--- EXCERPTED DATA Enclosed Below ---

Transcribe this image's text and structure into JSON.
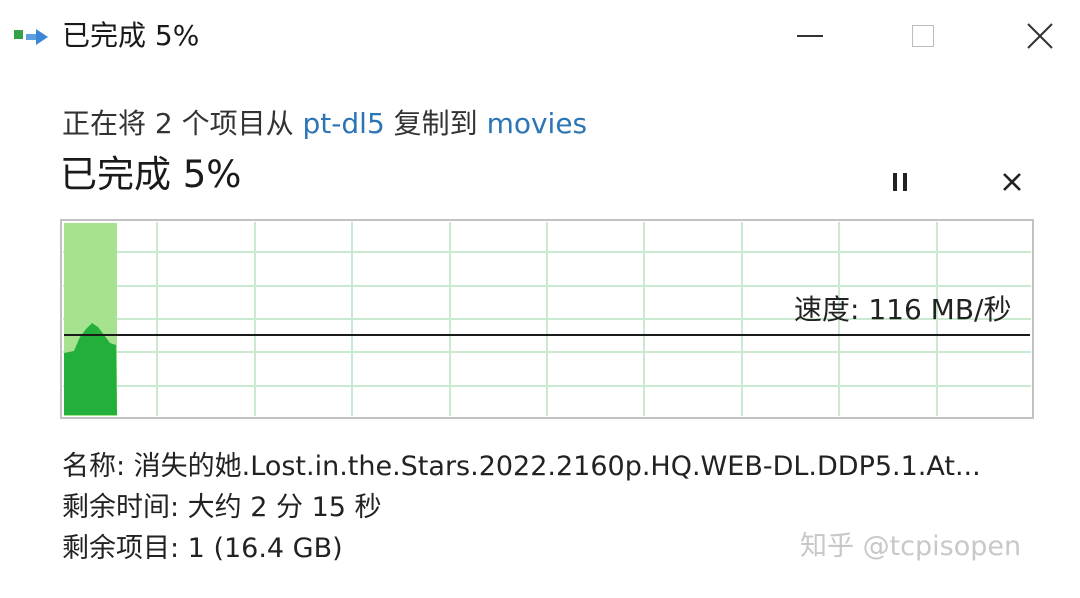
{
  "window": {
    "title": "已完成 5%",
    "minimize_icon": "minimize-icon",
    "maximize_icon": "maximize-icon",
    "close_icon": "close-icon"
  },
  "operation": {
    "prefix": "正在将 2 个项目从 ",
    "source": "pt-dl5",
    "middle": " 复制到 ",
    "destination": "movies",
    "link_color": "#2d75b5"
  },
  "progress": {
    "label": "已完成 5%",
    "percent": 5,
    "pause_icon": "pause-icon",
    "cancel_icon": "cancel-icon"
  },
  "speed_graph": {
    "speed_text": "速度: 116 MB/秒",
    "fill_color": "#22b03a",
    "completed_fill_color": "#a6e28f",
    "grid_color": "#c9ead0"
  },
  "details": {
    "name_line": "名称: 消失的她.Lost.in.the.Stars.2022.2160p.HQ.WEB-DL.DDP5.1.At...",
    "time_line": "剩余时间: 大约 2 分 15 秒",
    "items_line": "剩余项目: 1 (16.4 GB)"
  },
  "watermark": "知乎 @tcpisopen"
}
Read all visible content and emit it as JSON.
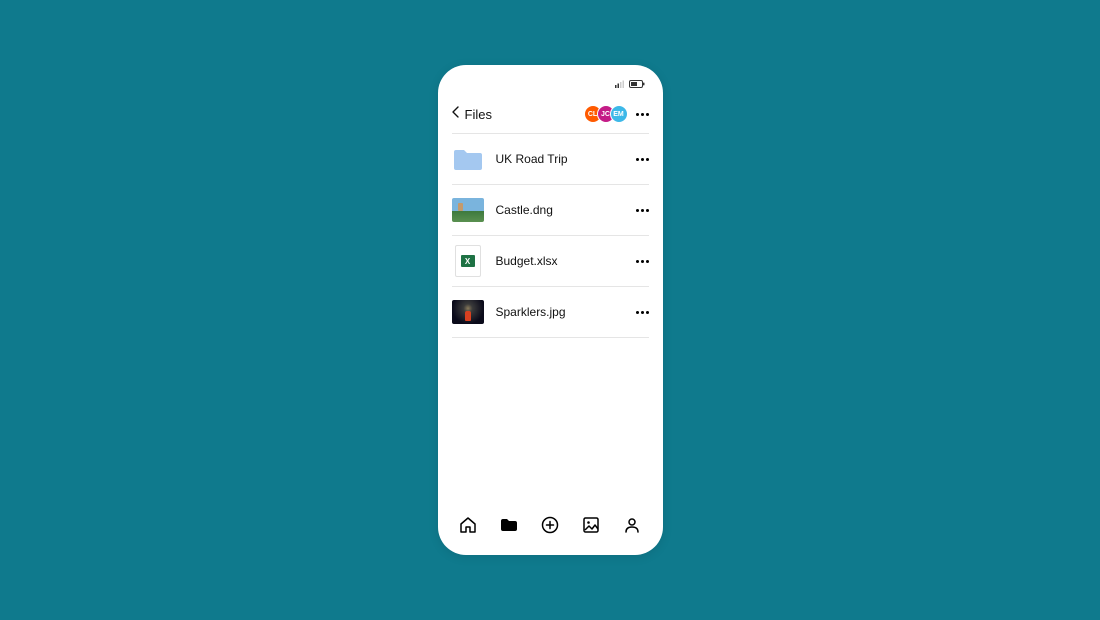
{
  "header": {
    "back_label": "Files"
  },
  "avatars": [
    {
      "initials": "CL",
      "color": "#ff5a00"
    },
    {
      "initials": "JC",
      "color": "#c41c87"
    },
    {
      "initials": "EM",
      "color": "#3db8e8"
    }
  ],
  "files": [
    {
      "name": "UK Road Trip",
      "type": "folder"
    },
    {
      "name": "Castle.dng",
      "type": "image-castle"
    },
    {
      "name": "Budget.xlsx",
      "type": "xlsx"
    },
    {
      "name": "Sparklers.jpg",
      "type": "image-sparklers"
    }
  ],
  "nav": {
    "home": "home",
    "files": "files",
    "add": "add",
    "photos": "photos",
    "account": "account"
  }
}
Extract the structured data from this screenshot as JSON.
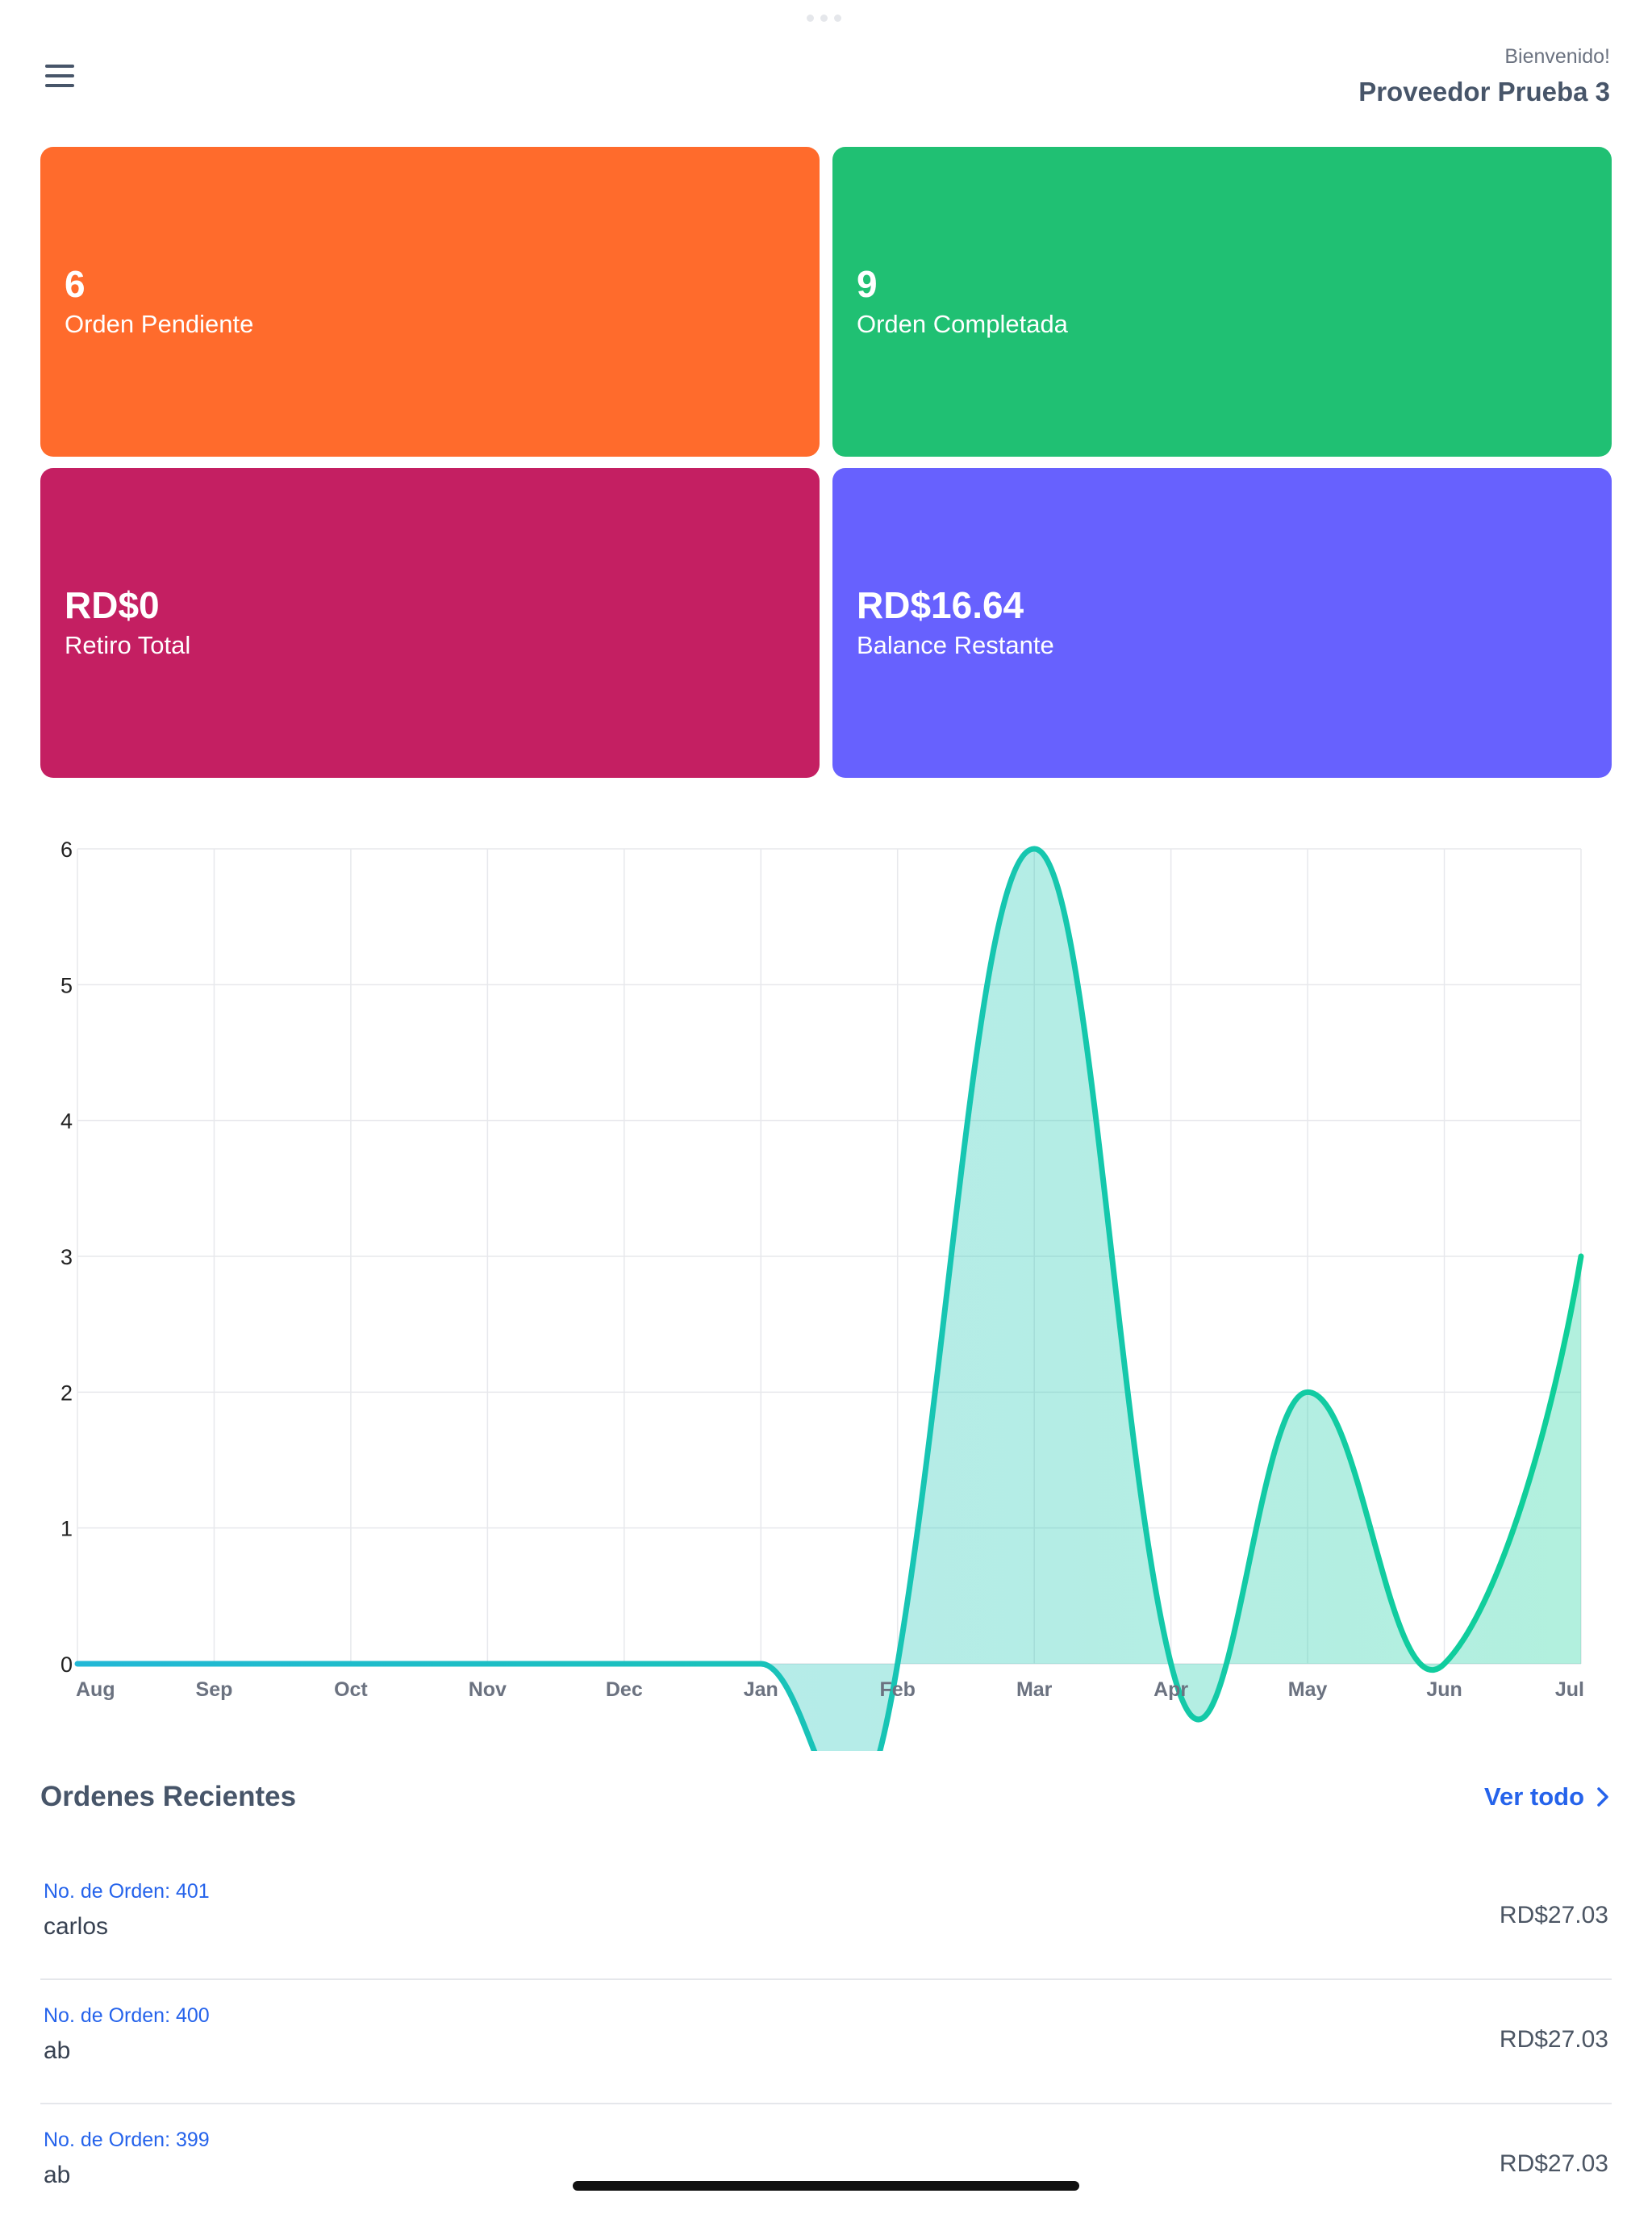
{
  "header": {
    "menu_icon": "hamburger-menu-icon",
    "greeting": "Bienvenido!",
    "user_name": "Proveedor Prueba 3"
  },
  "stats": [
    {
      "value": "6",
      "label": "Orden Pendiente",
      "color": "#ff6b2c"
    },
    {
      "value": "9",
      "label": "Orden Completada",
      "color": "#20c073"
    },
    {
      "value": "RD$0",
      "label": "Retiro Total",
      "color": "#c41f62"
    },
    {
      "value": "RD$16.64",
      "label": "Balance Restante",
      "color": "#6761fe"
    }
  ],
  "chart_data": {
    "type": "area",
    "categories": [
      "Aug",
      "Sep",
      "Oct",
      "Nov",
      "Dec",
      "Jan",
      "Feb",
      "Mar",
      "Apr",
      "May",
      "Jun",
      "Jul"
    ],
    "series": [
      {
        "values": [
          0,
          0,
          0,
          0,
          0,
          0,
          0,
          6,
          0,
          2,
          0,
          3
        ]
      }
    ],
    "y_ticks": [
      "0",
      "1",
      "2",
      "3",
      "4",
      "5",
      "6"
    ],
    "ylim": [
      0,
      6
    ],
    "curve": "smooth",
    "grid": true,
    "line_color_start": "#22b8d6",
    "line_color_end": "#0fcf98"
  },
  "recent_orders": {
    "title": "Ordenes Recientes",
    "view_all": "Ver todo",
    "items": [
      {
        "number": "No. de Orden: 401",
        "customer": "carlos",
        "amount": "RD$27.03"
      },
      {
        "number": "No. de Orden: 400",
        "customer": "ab",
        "amount": "RD$27.03"
      },
      {
        "number": "No. de Orden: 399",
        "customer": "ab",
        "amount": "RD$27.03"
      }
    ]
  }
}
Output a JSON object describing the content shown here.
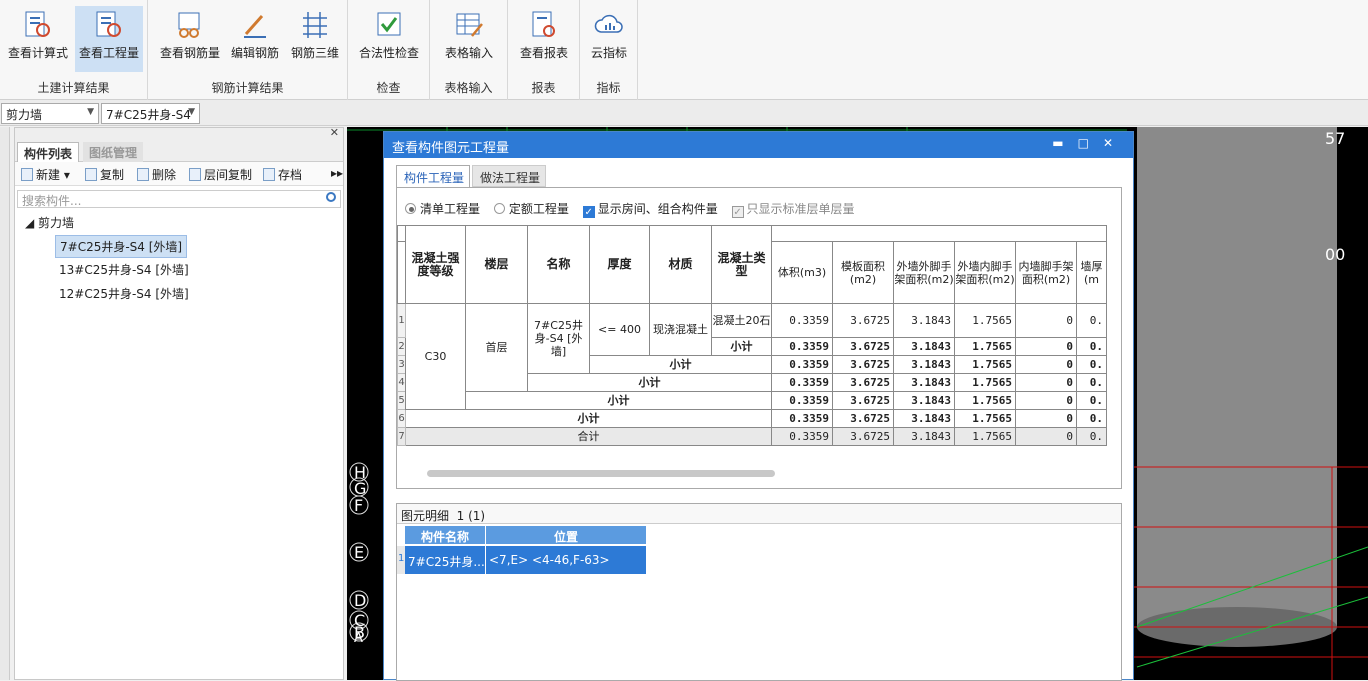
{
  "ribbon": {
    "groups": [
      {
        "label": "土建计算结果",
        "buttons": [
          "查看计算式",
          "查看工程量"
        ]
      },
      {
        "label": "钢筋计算结果",
        "buttons": [
          "查看钢筋量",
          "编辑钢筋",
          "钢筋三维"
        ]
      },
      {
        "label": "检查",
        "buttons": [
          "合法性检查"
        ]
      },
      {
        "label": "表格输入",
        "buttons": [
          "表格输入"
        ]
      },
      {
        "label": "报表",
        "buttons": [
          "查看报表"
        ]
      },
      {
        "label": "指标",
        "buttons": [
          "云指标"
        ]
      }
    ],
    "active_button": "查看工程量",
    "accent": "#cde0f4"
  },
  "selectors": {
    "category": "剪力墙",
    "component": "7#C25井身-S4"
  },
  "left_panel": {
    "tabs": [
      "构件列表",
      "图纸管理"
    ],
    "tools": [
      "新建",
      "复制",
      "删除",
      "层间复制",
      "存档"
    ],
    "search_placeholder": "搜索构件...",
    "tree_root": "剪力墙",
    "items": [
      "7#C25井身-S4 [外墙]",
      "13#C25井身-S4 [外墙]",
      "12#C25井身-S4 [外墙]"
    ],
    "selected_index": 0
  },
  "dialog": {
    "title": "查看构件图元工程量",
    "tabs": [
      "构件工程量",
      "做法工程量"
    ],
    "options": {
      "radio_list": "清单工程量",
      "radio_quota": "定额工程量",
      "check_room": "显示房间、组合构件量",
      "check_std": "只显示标准层单层量"
    },
    "table": {
      "headers": [
        "混凝土强度等级",
        "楼层",
        "名称",
        "厚度",
        "材质",
        "混凝土类型",
        "体积(m3)",
        "模板面积(m2)",
        "外墙外脚手架面积(m2)",
        "外墙内脚手架面积(m2)",
        "内墙脚手架面积(m2)",
        "墙厚(m"
      ],
      "group": {
        "grade": "C30",
        "floor": "首层",
        "name": "7#C25井身-S4 [外墙]",
        "thickness": "<= 400",
        "material": "现浇混凝土",
        "concrete": "混凝土20石"
      },
      "subtotal_label": "小计",
      "total_label": "合计",
      "row_values": [
        "0.3359",
        "3.6725",
        "3.1843",
        "1.7565",
        "0",
        "0."
      ]
    },
    "detail": {
      "title": "图元明细",
      "count": "1 (1)",
      "headers": [
        "构件名称",
        "位置"
      ],
      "row": {
        "name": "7#C25井身...",
        "position": "<7,E> <4-46,F-63>"
      }
    }
  },
  "cad_labels": [
    "H",
    "G",
    "F",
    "E",
    "D",
    "C",
    "B",
    "A",
    "57",
    "00"
  ]
}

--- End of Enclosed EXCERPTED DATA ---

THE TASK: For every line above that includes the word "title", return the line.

EXERCISE RESPONSE:
    "title": "已完成 5%",
    "title": "Ordenes Recientes",
    "title": "查看构件图元工程量",
      "title": "图元明细",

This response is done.